THE centrepiece of the 2017-18 Victorian budget is an unprecedented investment in services and programs that aim to end the scourge of family violence.
While a large investment was always on the cards, given the state’s promise to implement each of the recommendations from the Royal Commission into Family Violence, the figure and level of commitment is staggering. And sadly, necessary.
The state will spend $1.9 billion over four years to help implement some of the 227 recommendations, including $448.1 million to establish 17 support and safety hubs across Victoria.
Bendigo will not be among the first to launch a safety hub, but the Bendigo Advertiser understands it won’t be long before victim survivors and their children can access a central point in our city to link them to the support and services they need.

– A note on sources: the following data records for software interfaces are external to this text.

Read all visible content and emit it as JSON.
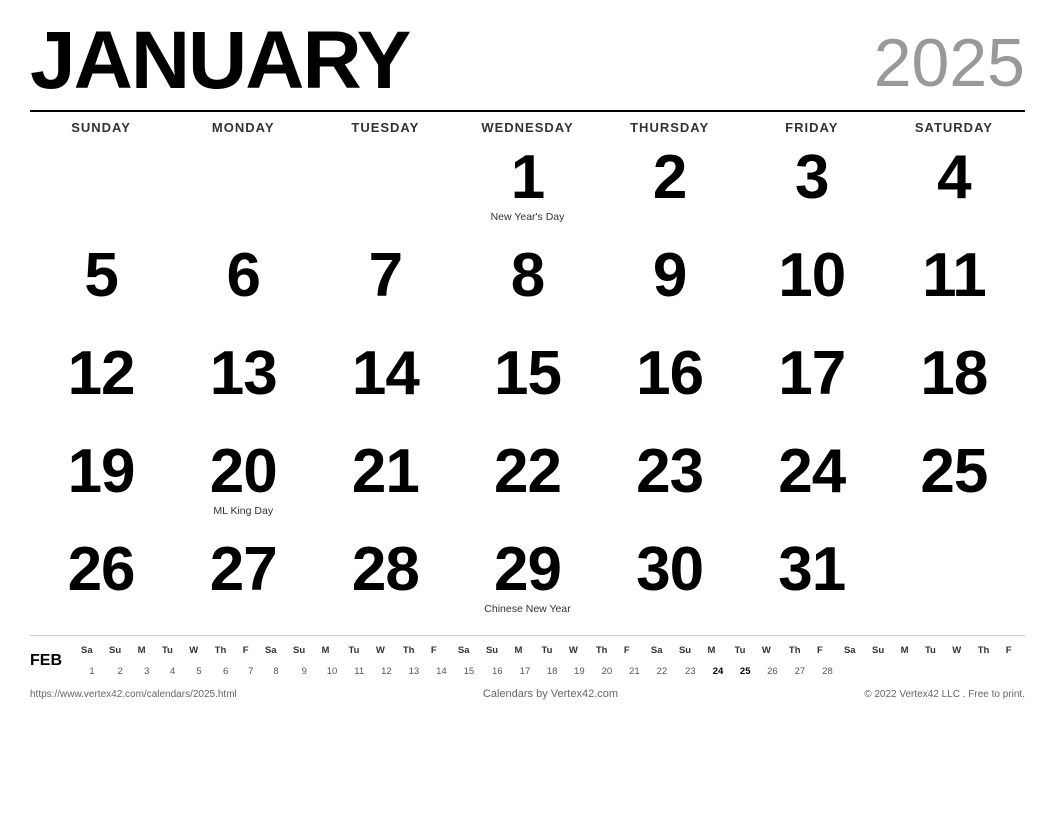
{
  "header": {
    "month": "JANUARY",
    "year": "2025"
  },
  "day_headers": [
    "SUNDAY",
    "MONDAY",
    "TUESDAY",
    "WEDNESDAY",
    "THURSDAY",
    "FRIDAY",
    "SATURDAY"
  ],
  "weeks": [
    [
      {
        "num": "",
        "event": ""
      },
      {
        "num": "",
        "event": ""
      },
      {
        "num": "",
        "event": ""
      },
      {
        "num": "1",
        "event": "New Year's Day"
      },
      {
        "num": "2",
        "event": ""
      },
      {
        "num": "3",
        "event": ""
      },
      {
        "num": "4",
        "event": ""
      }
    ],
    [
      {
        "num": "5",
        "event": ""
      },
      {
        "num": "6",
        "event": ""
      },
      {
        "num": "7",
        "event": ""
      },
      {
        "num": "8",
        "event": ""
      },
      {
        "num": "9",
        "event": ""
      },
      {
        "num": "10",
        "event": ""
      },
      {
        "num": "11",
        "event": ""
      }
    ],
    [
      {
        "num": "12",
        "event": ""
      },
      {
        "num": "13",
        "event": ""
      },
      {
        "num": "14",
        "event": ""
      },
      {
        "num": "15",
        "event": ""
      },
      {
        "num": "16",
        "event": ""
      },
      {
        "num": "17",
        "event": ""
      },
      {
        "num": "18",
        "event": ""
      }
    ],
    [
      {
        "num": "19",
        "event": ""
      },
      {
        "num": "20",
        "event": "ML King Day"
      },
      {
        "num": "21",
        "event": ""
      },
      {
        "num": "22",
        "event": ""
      },
      {
        "num": "23",
        "event": ""
      },
      {
        "num": "24",
        "event": ""
      },
      {
        "num": "25",
        "event": ""
      }
    ],
    [
      {
        "num": "26",
        "event": ""
      },
      {
        "num": "27",
        "event": ""
      },
      {
        "num": "28",
        "event": ""
      },
      {
        "num": "29",
        "event": "Chinese New Year"
      },
      {
        "num": "30",
        "event": ""
      },
      {
        "num": "31",
        "event": ""
      },
      {
        "num": "",
        "event": ""
      }
    ]
  ],
  "mini": {
    "month_label": "FEB",
    "headers": [
      "Sa",
      "Su",
      "M",
      "Tu",
      "W",
      "Th",
      "F",
      "Sa",
      "Su",
      "M",
      "Tu",
      "W",
      "Th",
      "F",
      "Sa",
      "Su",
      "M",
      "Tu",
      "W",
      "Th",
      "F",
      "Sa",
      "Su",
      "M",
      "Tu",
      "W",
      "Th",
      "F",
      "Sa",
      "Su",
      "M",
      "Tu",
      "W",
      "Th",
      "F"
    ],
    "dates": [
      "1",
      "2",
      "3",
      "4",
      "5",
      "6",
      "7",
      "8",
      "9",
      "10",
      "11",
      "12",
      "13",
      "14",
      "15",
      "16",
      "17",
      "18",
      "19",
      "20",
      "21",
      "22",
      "23",
      "24",
      "25",
      "26",
      "27",
      "28",
      "",
      "",
      "",
      "",
      "",
      "",
      ""
    ]
  },
  "footer": {
    "left": "https://www.vertex42.com/calendars/2025.html",
    "center": "Calendars by Vertex42.com",
    "right": "© 2022 Vertex42 LLC . Free to print."
  }
}
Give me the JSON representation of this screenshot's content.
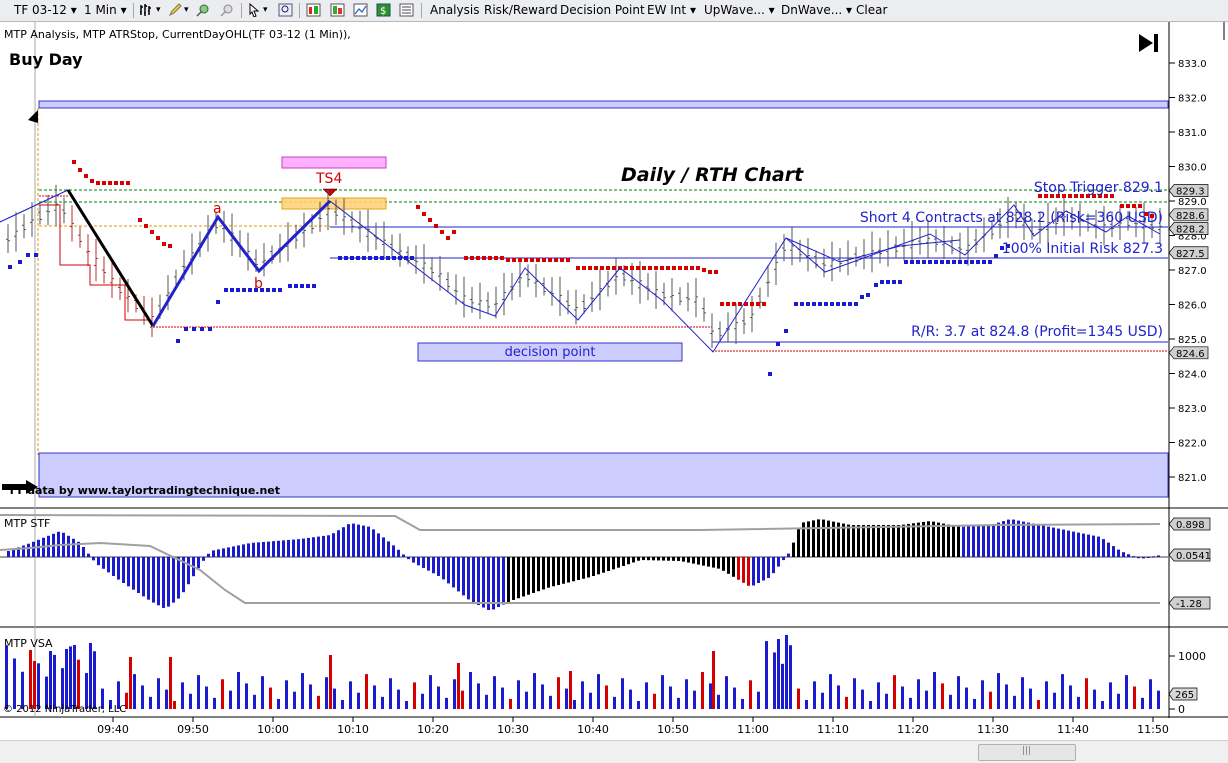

Bendigo also missed out on a specialist family violence court, but that too, could be short term – it’s almost certain the $3.9 million announced in yesterday’s budget to plan for new Bendigo law courts will factor in all the needs of a modern legal system.
Indeed, the planning money for a new court precinct is welcome news – an upgrade to our law courts, or the development of a new precinct, is long overdue. The current courts are outdated and unsafe. This money suggests the law courts will be the next major infrastructure project in our city.
The budget also delivered good news for some schools in our region, many of which were in dire need of cash injections for infrastructure works, and offered some security to the State Emergency Service after a major shakeup that replaces the former model where local councils provided about 50 per cent of SES funding.
There’s also planning money for a new “government hub” in Bendigo, but that funding is curious given treasurer Tim Pallas pledged $47.8 million to shift 600 jobs to Ballarat once construction of their new complex is complete in 2020.
We can only hope the planning money for a similar hub in Bendigo will lead to equal investment in our region in the near future.
While this budget largely fails to deliver any big ticket items for central Victoria, it perhaps sets the scene for what’s to come.
It’s a budget that is planning for big things. Big things that may well be announced next year – just a few months before the 2018 state election.
Nicole Ferrie, editor